Ohrl could hear her concern and nodded his agreement, glad to have her by his side. She was right. He was struggling to focus on anything but Faerl’s betrayal, and he needed someone he could trust. Xhosa had remained loyal, to him and to his father, even to the extent that she betrayed Jökull’s trust in order to save Faerl. He fell silent, once again feeling the distance separating him from his brother. His anger still burned, frustrated by the priests’ undermining of the connection he and Faerl held, and he wiped an uncomfortable sweat from his chest brought on by more than just the searing desert heat.
“What’s Jökull’s position?” he asked Xhosa, desperate to take his mind away from al-Din’s priests, yet Xhosa could barely contain her own anger at the thought of her former master.
“You saw where I was, Ohrl. Chained, waiting to be sold as a slave. That was my punishment for helping Faerl escape. Jökull cares nothing for me. My sale in the slave market was part of the bargain he struck with Veikko. If things had gone differently, if Veikko’s throat needed to be slit, Jökull would still not have welcomed me home, though he would have been indifferent to Veikko’s death. He has yet to choose a side, Ohrl, though I dare say he wishes none of this had come his way.”
“Do you think Jökull will help Faerl?” Ohrl asked, rather hopeful. “He must travel under Jökull’s guidance in order to return to the Brotherhood Fortress.”
“Jökull has little choice but to allow their return,” came Xhosa’s muffled reply. “Now that Veikko holds both your brother and the Khalada Stone, there is nothing Jökull can threaten him with, but it’s not the Guild of Thieves that Veikko fears.”
Ohrl looked up. “Faerl?”
Xhosa remained silent for a few moments as other riders passed them by. Ohrl could barely quell his curiosity.
“I travelled with them from the mountains,” Xhosa continued after the men had passed, “and though I was chained I heard their conversations. I could hear it in Veikko’s voice. He fears your brother will lay claim to his throne and seek to use the wealth of knowledge the Brotherhood stores against him.”
Ohrl felt a flush of anger. “Faerl is blinded by the priests. He willingly returns to Veikko and to the Brotherhood. He has chosen his side.”
“You think Faerl has sided with Veikko? Ohrl, don’t be so quick to judge your brother. I saw in his eyes the remorse he felt at leaving you. He told me to let you know you should never doubt the bond you have with each other. That he will do whatever it takes to save you.”
Ohrl would have spat, but his mouth was dry. “Our bond? I thought that was worth something before he abandoned me. Ever since we left Sira’an I’ve witnessed his growing connection to the priests. The hatred Husam felt for them is obvious, and I trust that bond more than I do Faerl’s and my own. It’s not a bond I desire, but it’s real, and I fear the priests are a far more dangerous threat than you could ever know. So don’t talk to me of Faerl’s reassurances. The priests have taken hold of him. I’ll trust him no more.”

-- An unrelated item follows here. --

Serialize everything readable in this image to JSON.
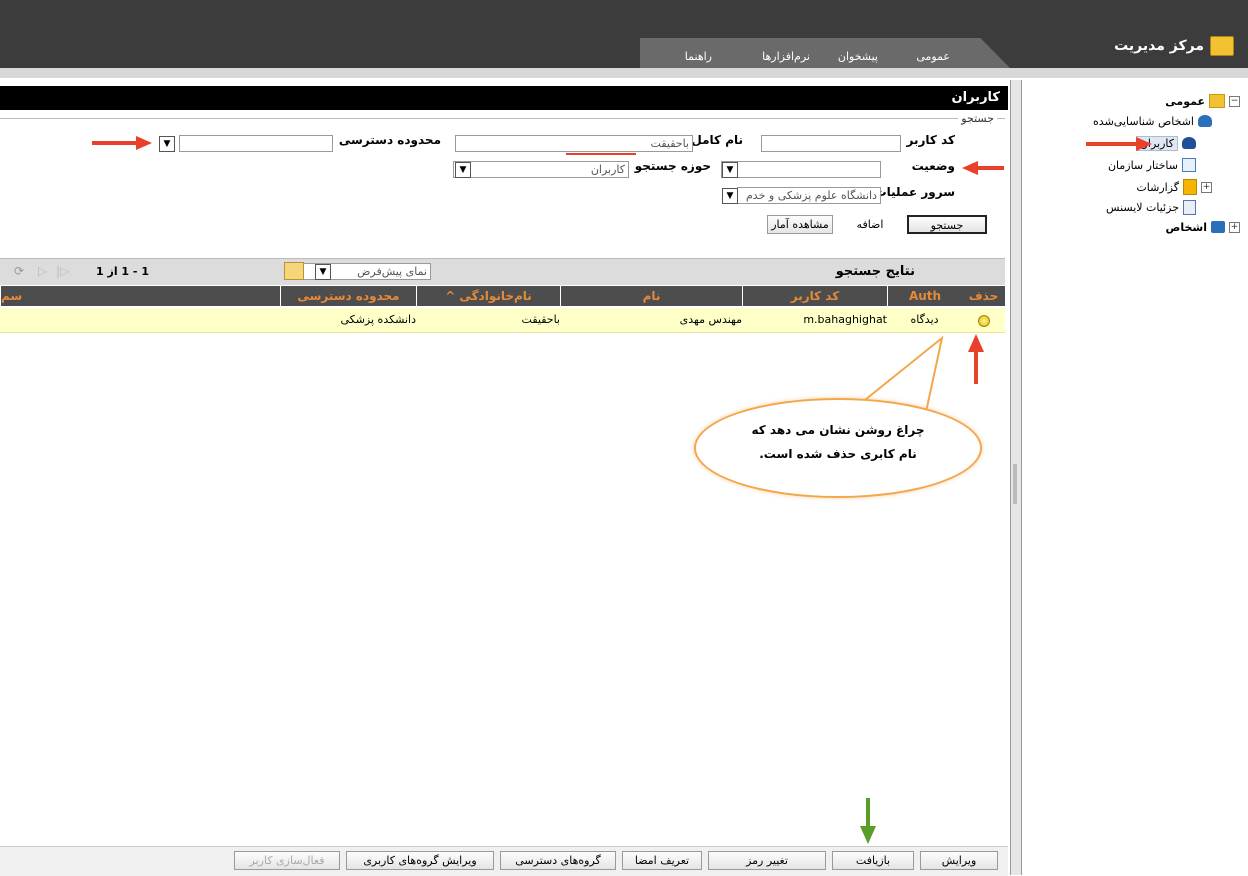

Ohrl felt sickened by the venom he held toward Faerl, his own brother.
“I’m sorry, Xhosa. Sometimes it’s hard to distinguish between him and the priests. In what way he can, I know Faerl believes he fights for me, for us, but they will turn him, he has already proved that. The priests will claim him, as al-Din fights to claim me. I cannot change this, not until I have all six stones and I face my enemy once and for all.”
His focus fell upon Wahid, far in the distance. I must have this man’s allegiance, and with it the strength of the desert behind me. Ohrl reflected on Josham’s advice, that he must soon reveal himself to these men. A white lake hidden within the desert. It must be found, and these men will show me the way.